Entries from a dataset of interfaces
#####
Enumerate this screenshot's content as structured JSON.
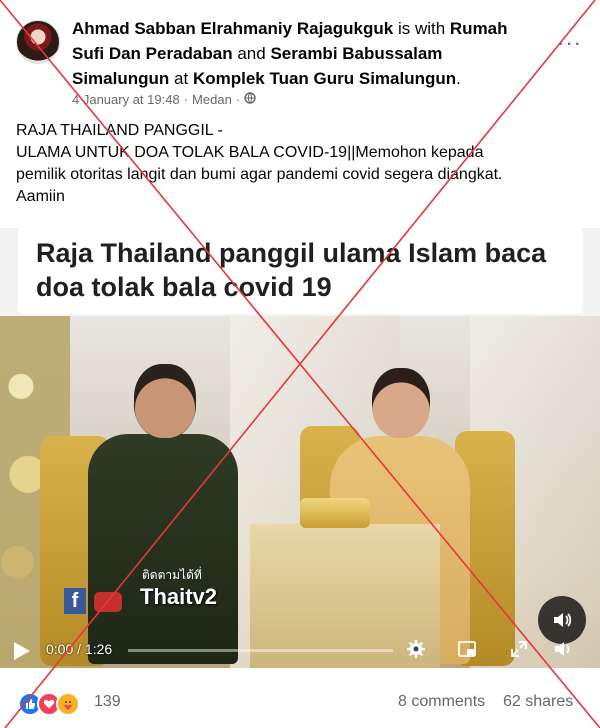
{
  "post": {
    "author": "Ahmad Sabban Elrahmaniy Rajagukguk",
    "with_text": "is with",
    "tag1": "Rumah Sufi Dan Peradaban",
    "and_text": "and",
    "tag2": "Serambi Babussalam Simalungun",
    "at_text": "at",
    "location_tag": "Komplek Tuan Guru Simalungun",
    "period": ".",
    "date": "4 January at 19:48",
    "place": "Medan",
    "sep": "·",
    "more_label": "···"
  },
  "body": {
    "line1": "RAJA THAILAND PANGGIL -",
    "line2": "ULAMA UNTUK DOA TOLAK BALA COVID-19||Memohon kepada",
    "line3": "pemilik otoritas langit dan bumi agar pandemi covid segera diangkat.",
    "line4": "Aamiin"
  },
  "media": {
    "headline": "Raja Thailand panggil ulama Islam baca doa tolak bala covid 19",
    "watermark_small": "ติดตามได้ที่",
    "watermark_name": "Thaitv2",
    "watermark_f": "f"
  },
  "player": {
    "time": "0:00 / 1:26",
    "progress": 0,
    "play_icon": "play-icon",
    "settings_icon": "gear-icon",
    "pip_icon": "picture-in-picture-icon",
    "fullscreen_icon": "fullscreen-icon",
    "volume_icon": "volume-icon"
  },
  "footer": {
    "reactions": [
      "like",
      "love",
      "care"
    ],
    "reaction_count": "139",
    "comments": "8 comments",
    "shares": "62 shares"
  },
  "colors": {
    "like": "#1877f2",
    "love": "#f33e58",
    "care": "#f7b125",
    "cross": "#e8363a",
    "link_text": "#050505",
    "secondary": "#65676b"
  }
}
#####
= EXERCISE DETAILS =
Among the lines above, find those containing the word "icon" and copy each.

= TASK RESULT =
    "play_icon": "play-icon",
    "settings_icon": "gear-icon",
    "pip_icon": "picture-in-picture-icon",
    "fullscreen_icon": "fullscreen-icon",
    "volume_icon": "volume-icon"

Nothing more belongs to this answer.